The Guardian

Biden plans to press for global Covid vaccinatio­n target of 70%

- Patrick Wintour Diplomatic editor

Joe Biden will reportedly propose a target of 70% of the world’s population to be vaccinated within the next year at a special summit he intends to convene alongside the UN general assembly in New York this month.

The US president’s target, reported by the New York Times, is in line with ambitions set jointly by the World Bank, the Internatio­nal Monetary Fund (IMF) and the World Health Organizati­on (WHO) but is more ambitious than current performanc­e and the targets set at the G7 meeting in Cornwall chaired by Boris Johnson. The G7 agreed to donate 870m doses of Covid-19 vaccines directly, with an aim to deliver at least half by the end of 2021.

The west has been accused of hoarding surplus vaccines or of moral failure by providing jabs to teenagers or a third dose to adults when large tracts of Africa remain unvaccinat­ed.

In June the heads of the World Bank group, the IMF, the WHO and World Trade Organizati­on (WTO) set a target of having 60% of the world’s population vaccinated by the middle of 2022.

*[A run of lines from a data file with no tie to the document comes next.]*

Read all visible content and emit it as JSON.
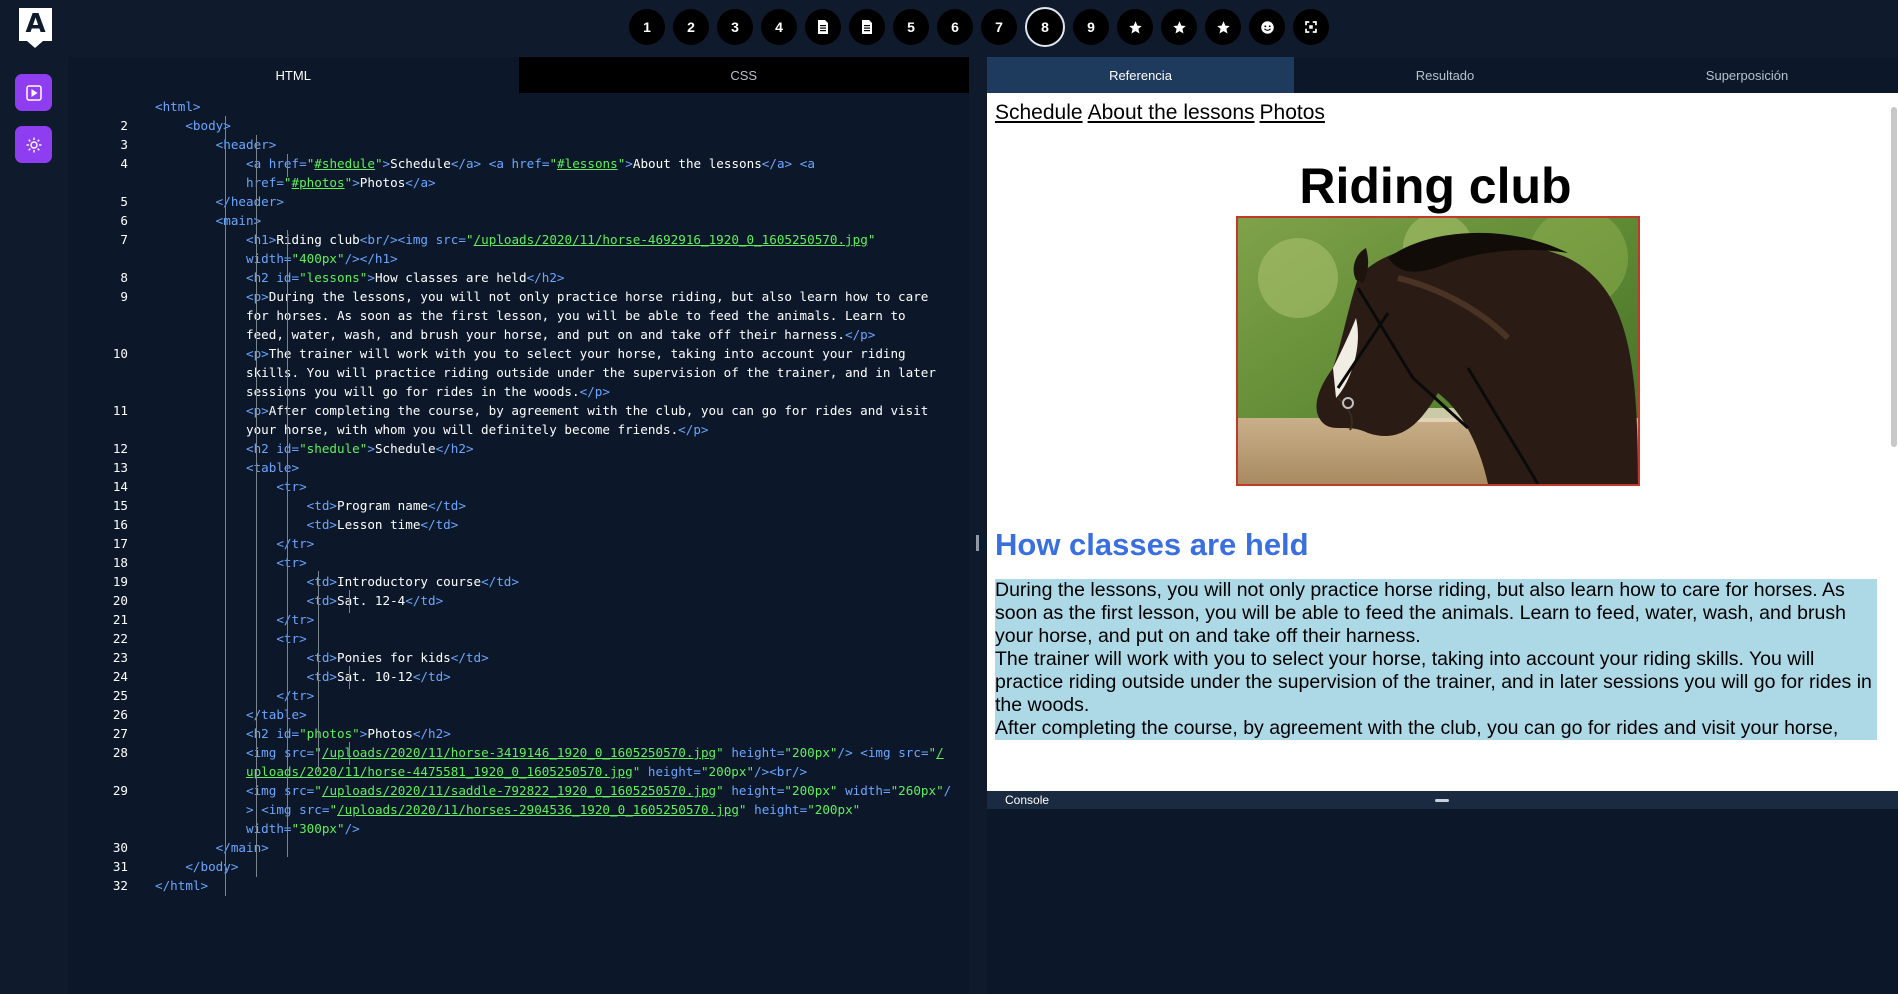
{
  "app": {
    "logo_letter": "A"
  },
  "steps": [
    {
      "label": "1",
      "kind": "num"
    },
    {
      "label": "2",
      "kind": "num"
    },
    {
      "label": "3",
      "kind": "num"
    },
    {
      "label": "4",
      "kind": "num"
    },
    {
      "label": "",
      "kind": "doc-icon"
    },
    {
      "label": "",
      "kind": "doc-icon"
    },
    {
      "label": "5",
      "kind": "num"
    },
    {
      "label": "6",
      "kind": "num"
    },
    {
      "label": "7",
      "kind": "num"
    },
    {
      "label": "8",
      "kind": "num",
      "active": true
    },
    {
      "label": "9",
      "kind": "num"
    },
    {
      "label": "",
      "kind": "star-icon"
    },
    {
      "label": "",
      "kind": "star-icon"
    },
    {
      "label": "",
      "kind": "star-icon"
    },
    {
      "label": "",
      "kind": "smiley-icon"
    },
    {
      "label": "",
      "kind": "expand-icon"
    }
  ],
  "editor": {
    "tabs": [
      {
        "label": "HTML",
        "active": true
      },
      {
        "label": "CSS",
        "active": false
      }
    ],
    "line_numbers": [
      "",
      "2",
      "3",
      "4",
      "",
      "5",
      "6",
      "7",
      "",
      "8",
      "9",
      "",
      "",
      "10",
      "",
      "",
      "11",
      "",
      "12",
      "13",
      "14",
      "15",
      "16",
      "17",
      "18",
      "19",
      "20",
      "21",
      "22",
      "23",
      "24",
      "25",
      "26",
      "27",
      "28",
      "",
      "29",
      "",
      "",
      "30",
      "31",
      "32"
    ]
  },
  "preview": {
    "tabs": [
      {
        "label": "Referencia",
        "active": true
      },
      {
        "label": "Resultado",
        "active": false
      },
      {
        "label": "Superposición",
        "active": false
      }
    ],
    "nav": [
      "Schedule",
      "About the lessons",
      "Photos"
    ],
    "title": "Riding club",
    "section_heading": "How classes are held",
    "paragraphs": [
      "During the lessons, you will not only practice horse riding, but also learn how to care for horses. As soon as the first lesson, you will be able to feed the animals. Learn to feed, water, wash, and brush your horse, and put on and take off their harness.",
      "The trainer will work with you to select your horse, taking into account your riding skills. You will practice riding outside under the supervision of the trainer, and in later sessions you will go for rides in the woods.",
      "After completing the course, by agreement with the club, you can go for rides and visit your horse,"
    ],
    "console_label": "Console"
  },
  "colors": {
    "accent": "#8f3df0",
    "heading_blue": "#3a6fe0",
    "para_bg": "#add8e6"
  }
}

The US draft also calls for countries “with relevant capabiliti­es” either to purchase or donate 1bn additional doses of vaccine beyond the 2bn that have been pledged by wealthy nations; and for world leaders to ensure that $3bn (£2.2bn) is made available in 2021 and $7bn in 2022 in financing “for vaccine readiness and administra­tion, combating hesitancy, and procuring ancillary supplies”.

This month the WHO reported that only 20% of people in low- and lower-middle-income countries had received a first dose of vaccine compared with 80% in high- and upper-middle-income countries.

Its latest supply forecast suggested enough vaccines would be released through the Covax mechanism to protect 20% of the population, or 40% of all adults, in all 92 lower-income economies with the exception of India. That assumes 1.4bn doses will have been made available via Covax through 2021, a 25% shortfall from its previous projection of 1.9bn.

Explaining the shortfall, the WHO said its ability to protect the most vulnerable people in the world “continues to be hampered by export bans, the prioritisa­tion of bilateral deals by manufactur­ers and countries, ongoing challenges in scaling up production by some key producers and delays in filing for regulatory approval”.

The WHO supply forecast projects a total of 2.6bn doses will have been released to low-income countries by the end of the first quarter of 2022. Dependent on a range of factors, including funding, the WHO projects 5.9bn doses can be available by the end of 2022.

The US, under pressure from Chinese vaccine diplomacy, said in August it had delivered 110m Covid vaccine doses to 65 countries.

Political pressure is also building at the WTO for a relaxation of intellectu­al property rules for Covid vaccines, first proposed by India and South Africa in October.

Newspapers in English

Newspapers from United Kingdom